Assignment :: Return, from the data that follows, each line that holds the word "Install".

··· Supplied material

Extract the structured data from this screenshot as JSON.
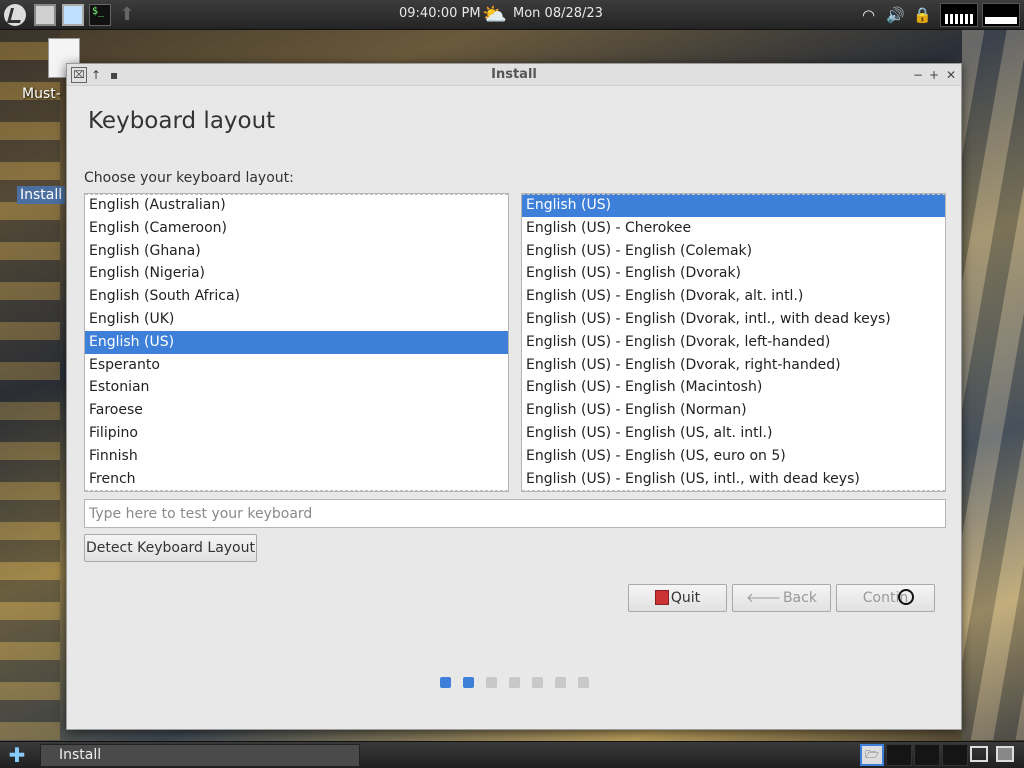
{
  "top_panel": {
    "clock": "09:40:00 PM",
    "date": "Mon 08/28/23",
    "icons": [
      "logo-icon",
      "files-icon",
      "monitor-icon",
      "terminal-icon",
      "up-arrow-icon",
      "weather-icon",
      "wifi-icon",
      "volume-icon",
      "lock-icon"
    ],
    "terminal_glyph": "$_"
  },
  "desktop": {
    "doc_label": "Must-",
    "install_label": "Install"
  },
  "window": {
    "title": "Install",
    "page_title": "Keyboard layout",
    "prompt": "Choose your keyboard layout:",
    "layouts": [
      "English (Australian)",
      "English (Cameroon)",
      "English (Ghana)",
      "English (Nigeria)",
      "English (South Africa)",
      "English (UK)",
      "English (US)",
      "Esperanto",
      "Estonian",
      "Faroese",
      "Filipino",
      "Finnish",
      "French"
    ],
    "selected_layout": "English (US)",
    "variants": [
      "English (US)",
      "English (US) - Cherokee",
      "English (US) - English (Colemak)",
      "English (US) - English (Dvorak)",
      "English (US) - English (Dvorak, alt. intl.)",
      "English (US) - English (Dvorak, intl., with dead keys)",
      "English (US) - English (Dvorak, left-handed)",
      "English (US) - English (Dvorak, right-handed)",
      "English (US) - English (Macintosh)",
      "English (US) - English (Norman)",
      "English (US) - English (US, alt. intl.)",
      "English (US) - English (US, euro on 5)",
      "English (US) - English (US, intl., with dead keys)"
    ],
    "selected_variant": "English (US)",
    "test_placeholder": "Type here to test your keyboard",
    "test_value": "",
    "detect_button": "Detect Keyboard Layout",
    "quit_button": "Quit",
    "back_button": "Back",
    "continue_button": "Contin",
    "progress": {
      "total_steps": 7,
      "current_step": 2
    },
    "accent_color": "#3d7fd9"
  },
  "taskbar": {
    "task_label": "Install",
    "workspace_glyph": "🗁"
  }
}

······

Reply ::
    "install_label": "Install"
    "title": "Install",
    "task_label": "Install",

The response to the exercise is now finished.